US8214646 *May 6, 2008Jul 3, 2012Research In Motion LimitedBundle verification
US8291234Aug 20, 2007Oct 16, 2012United States Postal ServiceDelivery point validation system
US8296758 *Sep 20, 2007Oct 23, 2012Sap AgDeployment and versioning of applications
US8321933Nov 14, 2007Nov 27, 2012Caterpillar Inc.Securing electronic control unit code
US8484752 *Nov 14, 2007Jul 9, 2013Caterpillar Inc.Verifying authenticity of electronic control unit code
US8555070Apr 10, 2007Oct 8, 2013Abbott Medical Optics Inc.External interface access control for medical systems
US8555410Apr 10, 2007Oct 8, 2013Abbott Medical Optics Inc.External interface access control
US8578170 *Jun 5, 2012Nov 5, 2013Blackberry LimitedBundle verification
US8627086 *Sep 7, 2005Jan 7, 2014Telefonaktiebolaget Lm Ericsson (Publ)Secure loading and storing of data in a data processing device
US8661428 *Apr 24, 2009Feb 25, 2014Vmware, Inc.Updating a file using differences and file format therefor
US8677140Sep 12, 2012Mar 18, 2014United States Postal ServiceDelivery point validation system
US20090271779 *Apr 24, 2009Oct 29, 2009Vmware, Inc.Updating a file using differences and file format therefor
US20120054864 *Nov 3, 2011Mar 1, 2012Christopher Scott LinnSecurity methods and systems
US20120066699 *Sep 14, 2011Mar 15, 2012Myspace, Inc.Dynamic native binding for managed assemblies
US20120246482 *Jun 5, 2012Sep 27, 2012Research In Motion LimitedBundle verification
EP1975833A1 *Mar 27, 2008Oct 1, 2008Aristocrat Technologies Australia PTY LtdStorage method for a gaming machine
EP2115571A1 *Dec 20, 2007Nov 11, 2009Microsoft CorporationNetwork accessible trusted code
WO2008154064A2 *Apr 4, 2008Dec 18, 2008Advanced Medical Optics IncExternal interface access control
WO2012037270A1 *Sep 14, 2011Mar 22, 2012Myspace, Inc.Dynamic native binding for managed assemblies

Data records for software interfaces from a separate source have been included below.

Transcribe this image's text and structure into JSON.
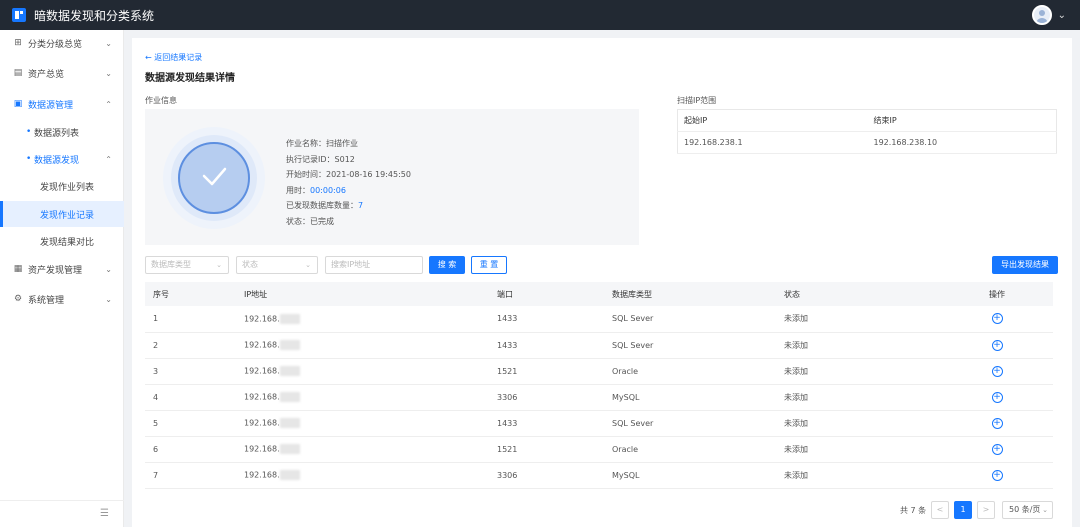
{
  "app": {
    "title": "暗数据发现和分类系统"
  },
  "sidebar": {
    "items": [
      {
        "label": "分类分级总览",
        "icon": "grid-icon",
        "chevron": "⌄"
      },
      {
        "label": "资产总览",
        "icon": "document-icon",
        "chevron": "⌄"
      },
      {
        "label": "数据源管理",
        "icon": "database-icon",
        "chevron": "⌃"
      },
      {
        "label": "数据源列表"
      },
      {
        "label": "数据源发现",
        "chevron": "⌃"
      },
      {
        "label": "发现作业列表"
      },
      {
        "label": "发现作业记录"
      },
      {
        "label": "发现结果对比"
      },
      {
        "label": "资产发现管理",
        "icon": "asset-icon",
        "chevron": "⌄"
      },
      {
        "label": "系统管理",
        "icon": "gear-icon",
        "chevron": "⌄"
      }
    ]
  },
  "page": {
    "back_link": "← 返回结果记录",
    "title": "数据源发现结果详情",
    "job_section_label": "作业信息",
    "ip_section_label": "扫描IP范围"
  },
  "job": {
    "name_label": "作业名称：",
    "name": "扫描作业",
    "record_label": "执行记录ID：",
    "record_id": "S012",
    "start_label": "开始时间：",
    "start_time": "2021-08-16 19:45:50",
    "duration_label": "用时：",
    "duration": "00:00:06",
    "found_label": "已发现数据库数量：",
    "found_count": "7",
    "status_label": "状态：",
    "status": "已完成"
  },
  "ip_range": {
    "headers": [
      "起始IP",
      "结束IP"
    ],
    "start_ip": "192.168.238.1",
    "end_ip": "192.168.238.10"
  },
  "filters": {
    "db_type_placeholder": "数据库类型",
    "status_placeholder": "状态",
    "ip_placeholder": "搜索IP地址",
    "search_label": "搜 索",
    "reset_label": "重 置",
    "export_label": "导出发现结果"
  },
  "table": {
    "headers": [
      "序号",
      "IP地址",
      "端口",
      "数据库类型",
      "状态",
      "操作"
    ],
    "rows": [
      {
        "no": "1",
        "ip": "192.168.",
        "port": "1433",
        "type": "SQL Sever",
        "status": "未添加"
      },
      {
        "no": "2",
        "ip": "192.168.",
        "port": "1433",
        "type": "SQL Sever",
        "status": "未添加"
      },
      {
        "no": "3",
        "ip": "192.168.",
        "port": "1521",
        "type": "Oracle",
        "status": "未添加"
      },
      {
        "no": "4",
        "ip": "192.168.",
        "port": "3306",
        "type": "MySQL",
        "status": "未添加"
      },
      {
        "no": "5",
        "ip": "192.168.",
        "port": "1433",
        "type": "SQL Sever",
        "status": "未添加"
      },
      {
        "no": "6",
        "ip": "192.168.",
        "port": "1521",
        "type": "Oracle",
        "status": "未添加"
      },
      {
        "no": "7",
        "ip": "192.168.",
        "port": "3306",
        "type": "MySQL",
        "status": "未添加"
      }
    ]
  },
  "pagination": {
    "total": "共 7 条",
    "prev": "<",
    "current": "1",
    "next": ">",
    "page_size": "50 条/页"
  },
  "colors": {
    "accent": "#1677ff",
    "topbar": "#222933"
  }
}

Classifications
U.S. Classification717/170, 713/167
International ClassificationG06F21/00, H04L9/00, G06F9/44, G06F9/445
Cooperative ClassificationG06F9/4436, G06F9/44521, G06F21/51, G06F2221/2145, G06F21/64

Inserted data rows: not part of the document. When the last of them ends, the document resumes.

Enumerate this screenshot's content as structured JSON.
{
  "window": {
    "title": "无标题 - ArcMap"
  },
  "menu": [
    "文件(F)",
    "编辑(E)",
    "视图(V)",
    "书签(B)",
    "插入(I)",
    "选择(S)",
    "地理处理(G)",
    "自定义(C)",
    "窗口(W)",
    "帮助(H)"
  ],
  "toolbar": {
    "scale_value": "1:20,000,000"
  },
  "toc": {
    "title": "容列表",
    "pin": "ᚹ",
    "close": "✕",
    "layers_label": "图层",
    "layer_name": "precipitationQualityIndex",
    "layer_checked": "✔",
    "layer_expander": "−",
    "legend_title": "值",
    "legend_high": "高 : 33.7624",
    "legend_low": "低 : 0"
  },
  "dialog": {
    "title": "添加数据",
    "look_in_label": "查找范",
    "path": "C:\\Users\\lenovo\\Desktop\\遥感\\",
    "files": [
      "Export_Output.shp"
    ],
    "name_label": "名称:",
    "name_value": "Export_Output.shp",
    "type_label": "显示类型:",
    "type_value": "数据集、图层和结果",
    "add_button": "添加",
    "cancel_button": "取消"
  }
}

European ClassificationG06F21/51, G06F21/64, G06F9/445
Legal Events
DateCodeEventDescription
Mar 26, 2014FPAYFee payment
Year of fee payment: 8

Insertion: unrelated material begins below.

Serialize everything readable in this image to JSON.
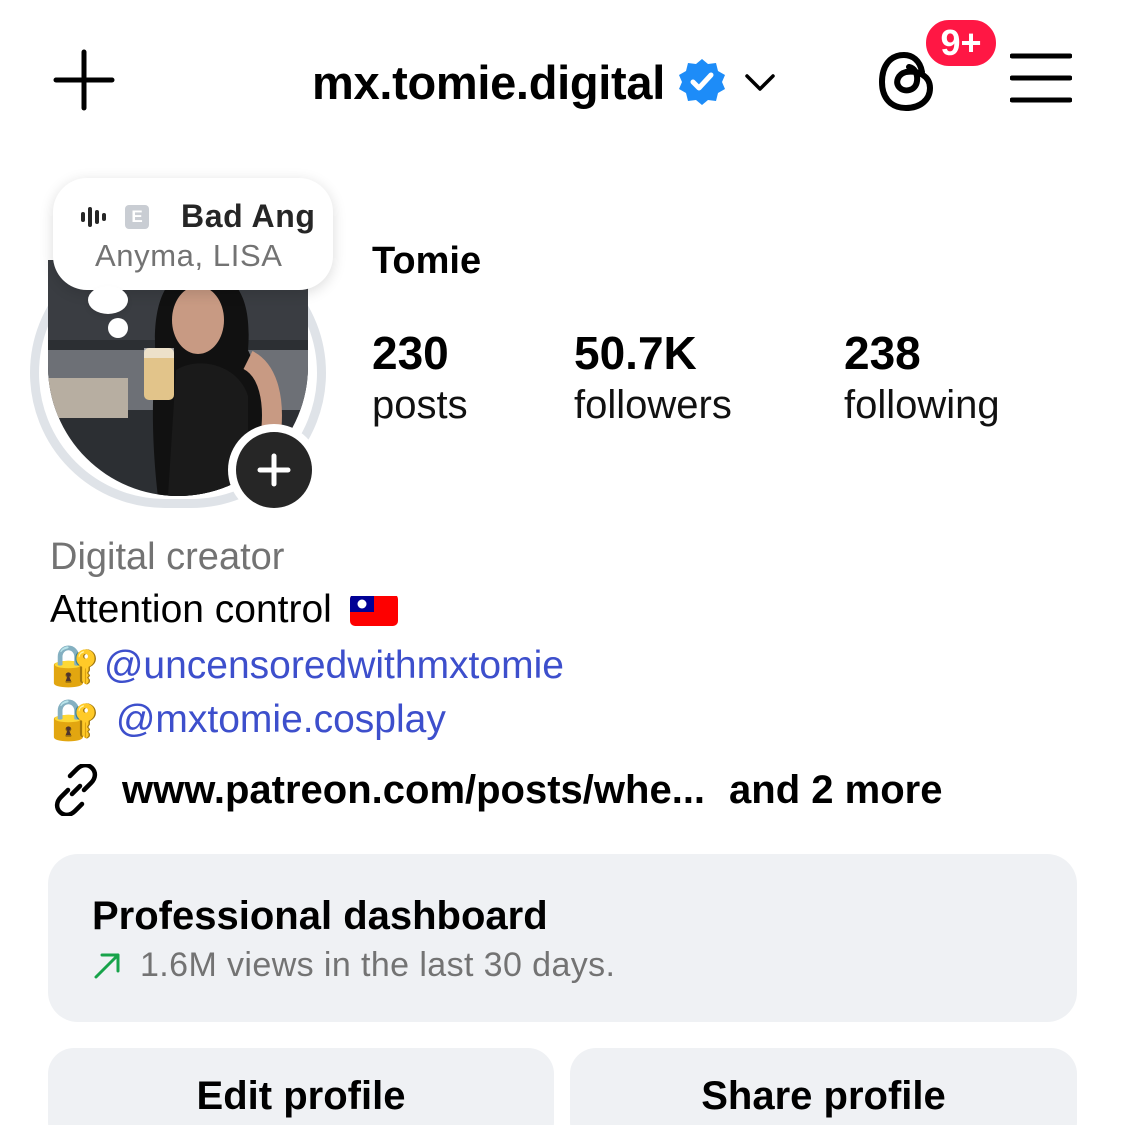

Apr 8, 2010FPAYFee payment
Year of fee payment: 4
Jun 28, 2000ASAssignment
Owner name: MICROSOFT CORPORATION, WASHINGTON
Free format text: ASSIGNMENT OF ASSIGNORS INTEREST;ASSIGNORS:PARTHASARATHY, SRIVATSAN;PRATSCHNER, STEVEN J.;SINCLAIR,CRAIG T.;REEL/FRAME:010902/0784;SIGNING DATES FROM 20000623 TO 20000626